Guide to choosing the right boiler for your home
Choosing the right boiler for your home (or office) and heating needs can be challenging.
You want to make the right decision, but you’re not sure what needs to be taken into consideration and the options on offer to you. If that sounds familiar, this information will help!
What types of boiler are there?
Essentially there are three types of boiler, these are:
- Combination boiler (often referred to as a “Combi”)*
- System boiler
- Regular boiler
*A combination boiler can be a Standard Combination boiler or a Storage Combination Boiler.
What’s the difference between the types of boiler?
A Combination boiler is both a highly efficient water heater and a central heating boiler – combined within one compact unit. There is no need for a separate hot water cylinder.
Because the hot water is fed directly from your cold water main pressure it is generally better than an open vented hot water cylinder where the hot water is fed from water tanks in the loft.
These boilers are cheaper to install than a separate boiler and cylinder, but performance can be limited. Generally speaking their performance figures are based on a single hot water outlet being used at a time, therefore – it is essential the boiler is suitable for the size of the property and the amount of people using it.
A Storage Combination boiler is similar to a standard combination boiler with the exception that it has an additional storage tank hidden within the boiler. The storage tank or “heat store” as it is sometimes called, preheats water which offers a higher flow rate and this means the boiler can cope with higher demand on it.
A System boiler includes a pump and an expansion vessel. The presence of the expansion vessel removes the need to have a header tank (or “expansion tank”).
A header tank is a small tank which typically lives in your loft and keeps the water in your heating system topped up and allows water to expand when it is heated by the boiler. With this set up, a separate hot water cylinder is needed for your hot water.
A Regular boiler is a more traditional unit and has no pump or expansion vessel. It requires a separate pump to be fitted which can often be housed in your airing cupboard. This boiler can also have an external expansion vessel fitted so you don’t need a header tank (“expansion tank”) in the loft. A separate hot water cylinder is needed for your hot water, this can be positioned in an airing cupboard next to the pump.

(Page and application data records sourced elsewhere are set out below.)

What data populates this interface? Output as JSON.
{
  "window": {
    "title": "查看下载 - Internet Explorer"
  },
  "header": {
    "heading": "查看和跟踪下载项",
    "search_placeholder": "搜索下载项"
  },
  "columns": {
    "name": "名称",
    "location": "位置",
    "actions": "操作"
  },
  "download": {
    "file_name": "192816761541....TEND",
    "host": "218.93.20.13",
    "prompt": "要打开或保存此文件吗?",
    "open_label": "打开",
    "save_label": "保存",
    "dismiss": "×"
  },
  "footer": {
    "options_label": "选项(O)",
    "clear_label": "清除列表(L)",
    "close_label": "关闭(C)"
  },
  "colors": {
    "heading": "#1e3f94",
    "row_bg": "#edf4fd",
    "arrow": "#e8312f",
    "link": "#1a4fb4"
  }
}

Can these boilers run any type of fuel?
Yes. Most boiler manufacturers offer a range of boilers which can run on natural gas, oil and LPG.
Renewable energy units are regarded slightly differently and although they may look like “normal boilers” we don’t generally categorise them in that way.

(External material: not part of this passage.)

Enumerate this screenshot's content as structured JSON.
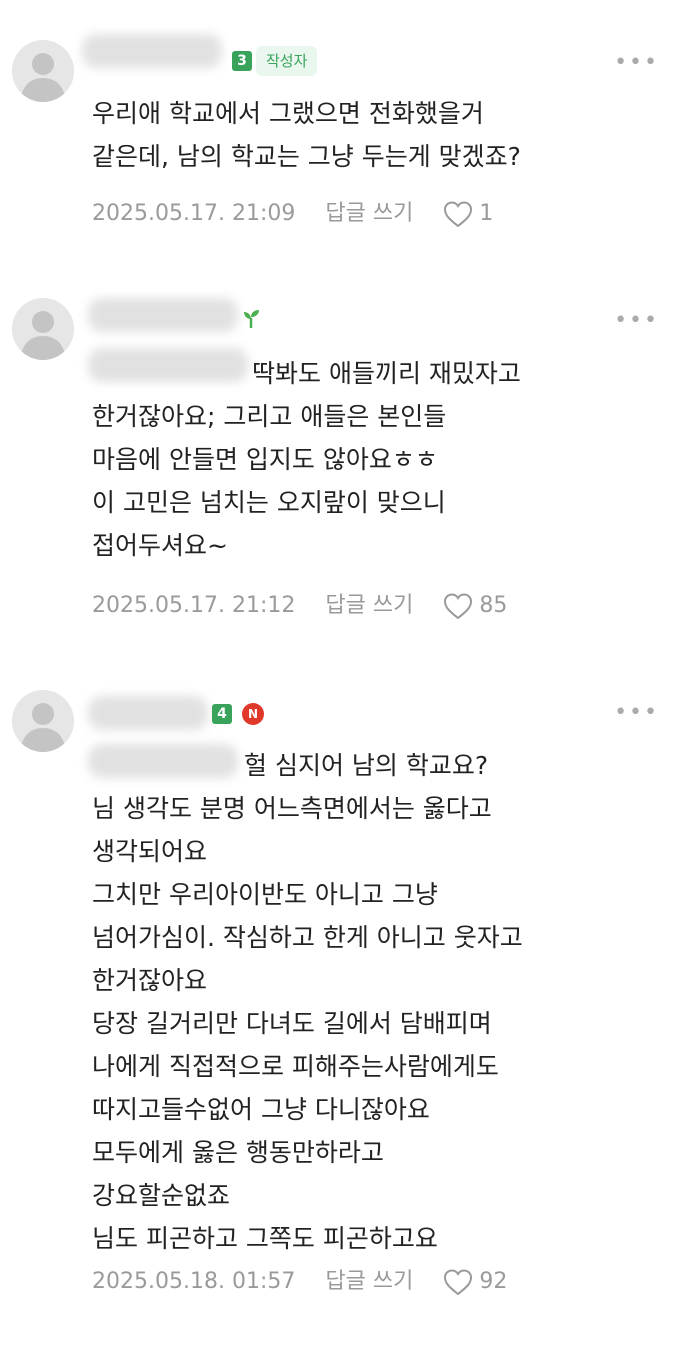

How do I choose which boiler is right for me?
Working on the basis that you have “fuel” at your property which is either natural gas, or oil or LPG, via storage tanks, there are other factors to

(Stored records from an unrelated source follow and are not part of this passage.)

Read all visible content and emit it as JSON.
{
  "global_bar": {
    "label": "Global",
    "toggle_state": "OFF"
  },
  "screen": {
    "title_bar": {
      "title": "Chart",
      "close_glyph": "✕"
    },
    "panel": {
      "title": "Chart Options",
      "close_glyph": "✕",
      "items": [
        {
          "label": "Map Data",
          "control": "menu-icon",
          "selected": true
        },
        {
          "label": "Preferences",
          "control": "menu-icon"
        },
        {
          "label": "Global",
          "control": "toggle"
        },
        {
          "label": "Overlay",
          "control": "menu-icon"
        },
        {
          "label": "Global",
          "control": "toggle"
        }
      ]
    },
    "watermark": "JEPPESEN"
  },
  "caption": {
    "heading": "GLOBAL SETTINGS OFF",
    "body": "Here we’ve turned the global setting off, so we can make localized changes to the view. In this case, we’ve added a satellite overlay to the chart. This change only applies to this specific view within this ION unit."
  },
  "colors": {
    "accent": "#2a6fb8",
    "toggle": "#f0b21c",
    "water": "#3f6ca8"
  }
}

- the size of the property
- how many people live there
- how many bathrooms/ensuites
- the pressure of your mains cold water
- location of the boiler
Another consideration is the required flow rate for your hot water – ie if you have a large shower that needs a high flow rate you will need a hot water supply that can cope with that level of demand.
The above is intended as a guide only. The overall design of your system will need to be taken into account in order to decide what is the best option for you.
Should I choose a boiler based on cost?
Obviously if you are working to a budget this will limit your purchasing options slightly, but generally speaking you should buy the best boiler you can afford.
In terms of the running cost of a boiler that will depend on the following:
- quality of the boiler
- type of controls connected to it
- if it’s the right boiler for your requirements in terms of specification and size
- if the boiler has been installed correctly as part of your heating system design
It is important that you weigh up the cost of the initial boiler purchase (installation) against the ongoing running costs, as invariably a cheap boiler will have higher running costs which would make buying it more costly in the long run.
It’s also worth considering that if you own a particularly large property you may be better off having two boilers installed. Again this will depend on size, type, layout and usage of the property – however, in most cases two single boilers can be run more efficiently than one large single boiler, even if buying just the one was cheaper.
1 x boiler with a 60kw output* can modulate down to 17kw
in comparison to-
2 x boilers at 30kw output each can run as low as 8.8kw as both boilers do not need to be on at the same time when demand is low.
*based on a Viessmann 200W boiler
How do the costs compare across the different boiler options?
Prices vary depending on a number of factors:
- whether you are changing your boiler – like for like
- whether you are upgrading or updating your heating system,
- and which type of boiler is best suited to your requirements